Craig Shaw Gardner: Dangerously Creative Writer of Fantasy, Horror and Science Fiction


Broadcasts from the underside, and somewhere over slightly to the left

All Kirk All the Time

Saturday, August 05, 2006And now, for an example of the madness that is Kirk Polland.

As stated in my last blog, as moderator, it is my duty to read an actual example of bad prose. Something like the following:

"Moving quickly from the radio to her living quarters, she squeezed a little water into a plastic container and put a few dabs of toothpaste on her brush. She slipped the brush into her mouth and pressed the small bitton the end which activated its electric motor. The bristles -- soft, gentle bristles, guaranteed not to damage the enamel or the gum -- moved swiftly against the teeth. She began with the top left molars, worked round to the bicuspids, and came round again from them to the incisors, the canines, the laterals and the centrals. Once she reached the front of her mouth, she changed the grip on her brush ..."

This teeth cleaning description goes on for quite a bit, then continues in a new paragraph.

"Once more she put paste on the brush in this same elaborate ritual and concentrated her attention now upon ..."

That's where the bad prose ends -- mid-sentence, and it is the duty of the contestants to finish the thought in a convincing enough style to fool the Readercon audience.

Except for me. My duty is to write something silly, like what follows next:

"Once more she put paste on the brush in this same elaborate ritual and concentrated her attention now upon the most wonderful man in the world, her beloved Brian. She quickly checked his restraints. Yes, he was still bound securely to the chair, with the metal clamps pulling back his lips to reveal his own lovely set of molars, teeth that one day would be every bit as white as her own.

"Did she see fear in his eyes? 'Mmm Nnn Mmm Nnn!' he protested vigorously.

"'Oh, honey-poo,' she purred. 'We're only brushing now.'

"He relaxed a bit at that, and she set to work, concentrating her efforts in every corner of his dental array.

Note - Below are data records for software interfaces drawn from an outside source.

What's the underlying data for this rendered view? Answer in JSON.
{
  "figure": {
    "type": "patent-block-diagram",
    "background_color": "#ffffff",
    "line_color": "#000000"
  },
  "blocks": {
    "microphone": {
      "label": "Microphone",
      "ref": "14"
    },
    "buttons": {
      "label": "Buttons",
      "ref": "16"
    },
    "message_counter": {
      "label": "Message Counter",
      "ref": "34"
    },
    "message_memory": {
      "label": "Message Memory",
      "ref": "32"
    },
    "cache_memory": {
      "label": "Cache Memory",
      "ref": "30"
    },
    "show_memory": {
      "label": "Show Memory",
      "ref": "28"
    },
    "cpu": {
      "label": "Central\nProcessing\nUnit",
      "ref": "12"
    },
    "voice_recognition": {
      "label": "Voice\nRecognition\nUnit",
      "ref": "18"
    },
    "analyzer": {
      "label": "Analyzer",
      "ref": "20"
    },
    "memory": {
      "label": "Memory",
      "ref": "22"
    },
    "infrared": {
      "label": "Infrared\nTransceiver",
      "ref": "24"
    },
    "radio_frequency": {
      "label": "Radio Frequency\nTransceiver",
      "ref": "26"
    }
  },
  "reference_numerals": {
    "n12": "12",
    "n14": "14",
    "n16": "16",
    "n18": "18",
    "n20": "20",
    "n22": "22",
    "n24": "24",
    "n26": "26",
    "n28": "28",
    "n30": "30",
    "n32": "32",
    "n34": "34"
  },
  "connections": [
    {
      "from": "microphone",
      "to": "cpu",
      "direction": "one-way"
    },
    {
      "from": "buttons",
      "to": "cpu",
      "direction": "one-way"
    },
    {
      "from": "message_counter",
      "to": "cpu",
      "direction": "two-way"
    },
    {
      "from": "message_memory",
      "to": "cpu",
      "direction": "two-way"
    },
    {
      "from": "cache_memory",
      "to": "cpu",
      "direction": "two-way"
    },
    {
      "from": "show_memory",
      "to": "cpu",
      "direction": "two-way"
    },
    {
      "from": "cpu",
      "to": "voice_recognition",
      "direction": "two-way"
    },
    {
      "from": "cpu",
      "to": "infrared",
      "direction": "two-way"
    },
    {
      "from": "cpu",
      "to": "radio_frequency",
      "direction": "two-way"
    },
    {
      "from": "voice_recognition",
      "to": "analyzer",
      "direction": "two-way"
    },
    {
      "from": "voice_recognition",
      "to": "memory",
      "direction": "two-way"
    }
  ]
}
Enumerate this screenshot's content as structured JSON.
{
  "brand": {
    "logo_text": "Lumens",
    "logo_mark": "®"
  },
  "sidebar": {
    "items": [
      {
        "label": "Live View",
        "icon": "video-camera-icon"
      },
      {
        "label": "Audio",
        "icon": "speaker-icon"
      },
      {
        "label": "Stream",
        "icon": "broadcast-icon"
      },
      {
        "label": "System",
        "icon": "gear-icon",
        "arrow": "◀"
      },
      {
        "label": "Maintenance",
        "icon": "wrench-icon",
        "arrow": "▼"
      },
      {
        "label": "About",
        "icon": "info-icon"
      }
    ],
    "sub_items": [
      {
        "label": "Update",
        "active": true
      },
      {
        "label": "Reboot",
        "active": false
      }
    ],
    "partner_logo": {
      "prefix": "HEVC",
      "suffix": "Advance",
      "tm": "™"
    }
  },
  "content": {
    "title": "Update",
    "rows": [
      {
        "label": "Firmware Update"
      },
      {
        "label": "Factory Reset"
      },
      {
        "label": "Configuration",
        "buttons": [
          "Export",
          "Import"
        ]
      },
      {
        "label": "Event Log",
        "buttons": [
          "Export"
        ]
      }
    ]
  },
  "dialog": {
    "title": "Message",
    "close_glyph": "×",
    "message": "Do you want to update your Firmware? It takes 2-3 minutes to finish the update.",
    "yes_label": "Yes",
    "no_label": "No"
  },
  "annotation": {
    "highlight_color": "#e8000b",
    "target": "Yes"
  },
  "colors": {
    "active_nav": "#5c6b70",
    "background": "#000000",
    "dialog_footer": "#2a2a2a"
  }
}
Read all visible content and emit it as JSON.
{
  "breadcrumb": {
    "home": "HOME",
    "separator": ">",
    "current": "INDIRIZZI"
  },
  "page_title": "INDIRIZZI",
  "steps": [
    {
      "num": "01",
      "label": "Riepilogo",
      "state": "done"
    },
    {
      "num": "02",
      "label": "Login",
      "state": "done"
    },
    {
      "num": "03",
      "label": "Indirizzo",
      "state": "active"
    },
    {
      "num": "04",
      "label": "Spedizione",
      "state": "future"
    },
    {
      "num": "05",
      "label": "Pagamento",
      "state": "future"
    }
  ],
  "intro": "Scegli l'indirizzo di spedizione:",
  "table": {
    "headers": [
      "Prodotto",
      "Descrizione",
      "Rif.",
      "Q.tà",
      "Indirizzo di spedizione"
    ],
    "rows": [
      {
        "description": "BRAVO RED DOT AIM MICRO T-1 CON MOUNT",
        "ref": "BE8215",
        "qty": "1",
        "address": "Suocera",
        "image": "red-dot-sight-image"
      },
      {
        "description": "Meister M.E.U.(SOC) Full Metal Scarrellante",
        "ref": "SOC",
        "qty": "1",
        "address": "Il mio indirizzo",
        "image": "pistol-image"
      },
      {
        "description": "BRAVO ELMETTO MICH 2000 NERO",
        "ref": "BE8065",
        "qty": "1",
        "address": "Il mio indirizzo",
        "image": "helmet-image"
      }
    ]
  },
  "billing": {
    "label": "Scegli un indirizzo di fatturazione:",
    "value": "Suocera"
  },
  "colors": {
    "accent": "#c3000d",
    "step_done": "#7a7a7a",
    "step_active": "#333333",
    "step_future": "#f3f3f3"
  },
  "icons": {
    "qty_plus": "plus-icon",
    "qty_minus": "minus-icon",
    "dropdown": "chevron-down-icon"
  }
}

He had the most beautiful incisors! And that one, slightly chipped molar -- some women might reject a man for such an imperfection, but she found the damage rather exciting. She licked her minty-fresh lips despite herself.

"A mere twenty minutes, and she was done. 'There, honey-poo. That wasn't so bad!'

"But the fear was back in Brian's eyes. 'Mmm Nnn Mmm Nnn!' he moaned even more piteously.

"What could she say to that? They both knew what happened next. And there was no way she could stop it. She needed what came next. And Brian did, too.

"Soon, the flossing would begin."


And thus ends our reading of Kirk (taken from our most recent event, btw).

Any questions?

Posted by Craig Shaw Gardner at 9:12 AM |  

3 Comments so far ...

Derek, 4:23 PM | Story

This might be a stupid question although many people (professors, instructors and military superiors) have told me that there are no stupid questions, only stupid people. But that's beside the point. My question: what exactly qualifies bad prose? According to most dictionaries, "prose" seems to be common, everyday speech that doesn't consist of any metrical structure that would be found in, say, poetry. Isn't "bad prose" just dependent on the beholder? Or are we speaking in terms of flamboyancy? I ask this as a somewhat author-wannabe, and I would really hate to venture into the realm of "bad prose" unknowingly only to be rejected because of said prose. Should I brush my teeth as regularly as your main character? Should I tie up my wife? You may choose which questions to answer.  

amysue, 10:54 PM | Story

Wow. I am shocked to read such a thing on a family blog. How horrid! You are a bad, bad man.

(I miss the KP contests and am glad they continue)  

Craig Shaw Gardner, 2:39 PM | Story

Derek, bad prose is indeed in the eye on the beholder. Although, paragraph after paragraph about tooth brushing is probably very rarely GOOD prose.

And Amy, you have no excuse missing Kirk. Oh, no doubt you have any number of feeble excuses -- your aging mother needs you, your husband requires quality time, your children both have fevers of 102 -- it's just that we won't accept any of these! Nope, show up at next year's Kirk, or risk defenestration!